TASK INSTRUCTIONS - Your answer must be every line of the data below that holds the string "facial", copied exactly.

Items from an interface collection
=======
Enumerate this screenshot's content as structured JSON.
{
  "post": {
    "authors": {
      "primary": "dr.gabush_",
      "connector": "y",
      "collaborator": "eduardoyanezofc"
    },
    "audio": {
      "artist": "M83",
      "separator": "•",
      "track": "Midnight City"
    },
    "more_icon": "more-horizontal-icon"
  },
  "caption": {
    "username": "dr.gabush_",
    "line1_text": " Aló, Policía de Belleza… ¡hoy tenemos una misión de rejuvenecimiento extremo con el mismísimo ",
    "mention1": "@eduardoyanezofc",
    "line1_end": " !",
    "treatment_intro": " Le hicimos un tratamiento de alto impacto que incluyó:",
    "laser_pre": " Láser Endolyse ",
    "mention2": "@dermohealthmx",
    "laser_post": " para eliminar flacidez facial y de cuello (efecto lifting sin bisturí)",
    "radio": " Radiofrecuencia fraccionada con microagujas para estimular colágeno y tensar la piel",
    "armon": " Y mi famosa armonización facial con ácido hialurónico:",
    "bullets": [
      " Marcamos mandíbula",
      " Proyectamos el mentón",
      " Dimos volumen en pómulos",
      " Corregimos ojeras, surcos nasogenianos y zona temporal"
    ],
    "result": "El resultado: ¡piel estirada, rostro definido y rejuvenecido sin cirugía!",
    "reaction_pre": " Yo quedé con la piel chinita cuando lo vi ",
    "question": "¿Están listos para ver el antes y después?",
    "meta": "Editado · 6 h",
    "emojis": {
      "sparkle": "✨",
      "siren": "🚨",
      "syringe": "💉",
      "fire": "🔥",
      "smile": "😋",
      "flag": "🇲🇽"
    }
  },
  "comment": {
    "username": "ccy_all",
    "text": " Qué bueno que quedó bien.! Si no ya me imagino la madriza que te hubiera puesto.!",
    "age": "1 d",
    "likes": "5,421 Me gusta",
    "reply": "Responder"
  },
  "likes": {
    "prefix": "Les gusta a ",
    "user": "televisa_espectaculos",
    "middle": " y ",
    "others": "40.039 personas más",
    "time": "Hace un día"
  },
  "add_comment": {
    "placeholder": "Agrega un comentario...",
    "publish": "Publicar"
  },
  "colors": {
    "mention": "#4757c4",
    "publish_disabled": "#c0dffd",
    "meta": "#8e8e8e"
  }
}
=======
OUTPUT OF THE TASK -
    "laser_post": " para eliminar flacidez facial y de cuello (efecto lifting sin bisturí)",
    "armon": " Y mi famosa armonización facial con ácido hialurónico:",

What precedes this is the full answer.